TASK PROMPT:
The response must be a precise copy of the records that follow.

GIVEN INFORMATION:

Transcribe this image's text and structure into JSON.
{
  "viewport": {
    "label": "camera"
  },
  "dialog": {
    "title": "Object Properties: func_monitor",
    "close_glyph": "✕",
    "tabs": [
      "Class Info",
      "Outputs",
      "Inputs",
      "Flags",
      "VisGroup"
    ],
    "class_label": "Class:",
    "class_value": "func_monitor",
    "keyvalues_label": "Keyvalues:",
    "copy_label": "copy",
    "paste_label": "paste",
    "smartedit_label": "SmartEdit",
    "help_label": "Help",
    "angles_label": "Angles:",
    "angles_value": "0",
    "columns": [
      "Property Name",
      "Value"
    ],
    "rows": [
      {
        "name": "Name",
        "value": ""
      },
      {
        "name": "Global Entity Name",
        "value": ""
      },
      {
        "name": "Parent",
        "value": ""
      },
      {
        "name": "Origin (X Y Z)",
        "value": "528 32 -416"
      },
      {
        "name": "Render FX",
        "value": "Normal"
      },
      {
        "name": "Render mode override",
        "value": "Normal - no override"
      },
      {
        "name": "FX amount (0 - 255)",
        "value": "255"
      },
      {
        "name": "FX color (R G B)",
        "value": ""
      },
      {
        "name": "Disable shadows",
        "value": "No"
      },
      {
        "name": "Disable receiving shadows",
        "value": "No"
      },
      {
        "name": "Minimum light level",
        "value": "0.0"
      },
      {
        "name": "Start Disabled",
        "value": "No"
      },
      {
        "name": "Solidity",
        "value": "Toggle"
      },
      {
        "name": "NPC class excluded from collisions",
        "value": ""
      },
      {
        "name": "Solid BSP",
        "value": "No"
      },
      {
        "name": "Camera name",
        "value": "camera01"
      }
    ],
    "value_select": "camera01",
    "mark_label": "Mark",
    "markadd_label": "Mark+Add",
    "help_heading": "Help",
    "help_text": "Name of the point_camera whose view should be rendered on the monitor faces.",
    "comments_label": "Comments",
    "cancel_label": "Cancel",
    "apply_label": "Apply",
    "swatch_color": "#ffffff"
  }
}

EXERCISE OUTPUT:
Transcribe this image's text and structure into JSON.
{
  "viewport": {
    "label": "camera"
  },
  "dialog": {
    "title": "Object Properties: func_monitor",
    "close_glyph": "✕",
    "tabs": [
      "Class Info",
      "Outputs",
      "Inputs",
      "Flags",
      "VisGroup"
    ],
    "class_label": "Class:",
    "class_value": "func_monitor",
    "keyvalues_label": "Keyvalues:",
    "copy_label": "copy",
    "paste_label": "paste",
    "smartedit_label": "SmartEdit",
    "help_label": "Help",
    "angles_label": "Angles:",
    "angles_value": "0",
    "columns": [
      "Property Name",
      "Value"
    ],
    "rows": [
      {
        "name": "Name",
        "value": ""
      },
      {
        "name": "Global Entity Name",
        "value": ""
      },
      {
        "name": "Parent",
        "value": ""
      },
      {
        "name": "Origin (X Y Z)",
        "value": "528 32 -416"
      },
      {
        "name": "Render FX",
        "value": "Normal"
      },
      {
        "name": "Render mode override",
        "value": "Normal - no override"
      },
      {
        "name": "FX amount (0 - 255)",
        "value": "255"
      },
      {
        "name": "FX color (R G B)",
        "value": ""
      },
      {
        "name": "Disable shadows",
        "value": "No"
      },
      {
        "name": "Disable receiving shadows",
        "value": "No"
      },
      {
        "name": "Minimum light level",
        "value": "0.0"
      },
      {
        "name": "Start Disabled",
        "value": "No"
      },
      {
        "name": "Solidity",
        "value": "Toggle"
      },
      {
        "name": "NPC class excluded from collisions",
        "value": ""
      },
      {
        "name": "Solid BSP",
        "value": "No"
      },
      {
        "name": "Camera name",
        "value": "camera01"
      }
    ],
    "value_select": "camera01",
    "mark_label": "Mark",
    "markadd_label": "Mark+Add",
    "help_heading": "Help",
    "help_text": "Name of the point_camera whose view should be rendered on the monitor faces.",
    "comments_label": "Comments",
    "cancel_label": "Cancel",
    "apply_label": "Apply",
    "swatch_color": "#ffffff"
  }
}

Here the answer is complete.